EXERCISE ▸ Where the data below has the string "icon", return the whole line.

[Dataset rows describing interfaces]

BEGIN

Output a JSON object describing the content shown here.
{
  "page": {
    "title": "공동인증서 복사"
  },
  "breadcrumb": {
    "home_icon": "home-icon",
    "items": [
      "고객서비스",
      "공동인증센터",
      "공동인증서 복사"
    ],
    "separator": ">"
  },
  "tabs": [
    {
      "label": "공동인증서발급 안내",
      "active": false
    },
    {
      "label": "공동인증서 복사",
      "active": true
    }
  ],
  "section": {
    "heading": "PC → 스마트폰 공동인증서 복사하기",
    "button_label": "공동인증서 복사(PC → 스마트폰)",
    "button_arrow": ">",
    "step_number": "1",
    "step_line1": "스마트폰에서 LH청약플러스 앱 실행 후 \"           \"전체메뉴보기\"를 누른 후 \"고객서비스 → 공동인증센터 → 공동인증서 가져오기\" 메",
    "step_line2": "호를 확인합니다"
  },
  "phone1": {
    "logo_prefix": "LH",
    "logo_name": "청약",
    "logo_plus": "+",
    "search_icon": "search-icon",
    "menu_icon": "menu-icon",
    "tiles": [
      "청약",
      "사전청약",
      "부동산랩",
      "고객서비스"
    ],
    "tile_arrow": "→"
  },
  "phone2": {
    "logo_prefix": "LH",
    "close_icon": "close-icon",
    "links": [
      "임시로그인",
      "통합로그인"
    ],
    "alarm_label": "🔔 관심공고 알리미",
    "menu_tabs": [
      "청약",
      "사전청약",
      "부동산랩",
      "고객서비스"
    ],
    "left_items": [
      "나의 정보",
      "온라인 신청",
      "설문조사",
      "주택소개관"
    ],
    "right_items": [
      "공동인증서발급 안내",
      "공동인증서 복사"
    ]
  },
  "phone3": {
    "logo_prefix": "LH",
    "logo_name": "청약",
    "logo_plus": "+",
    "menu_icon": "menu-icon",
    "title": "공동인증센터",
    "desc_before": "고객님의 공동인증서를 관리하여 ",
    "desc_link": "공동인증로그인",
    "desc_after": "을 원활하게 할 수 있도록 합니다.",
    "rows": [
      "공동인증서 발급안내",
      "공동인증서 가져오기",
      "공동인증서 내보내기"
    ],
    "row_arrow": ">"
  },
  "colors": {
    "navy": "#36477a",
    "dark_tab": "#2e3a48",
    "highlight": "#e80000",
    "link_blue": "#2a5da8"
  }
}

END

RESPONSE AREA ▸
    "home_icon": "home-icon",
    "search_icon": "search-icon",
    "menu_icon": "menu-icon",
    "close_icon": "close-icon",
    "menu_icon": "menu-icon",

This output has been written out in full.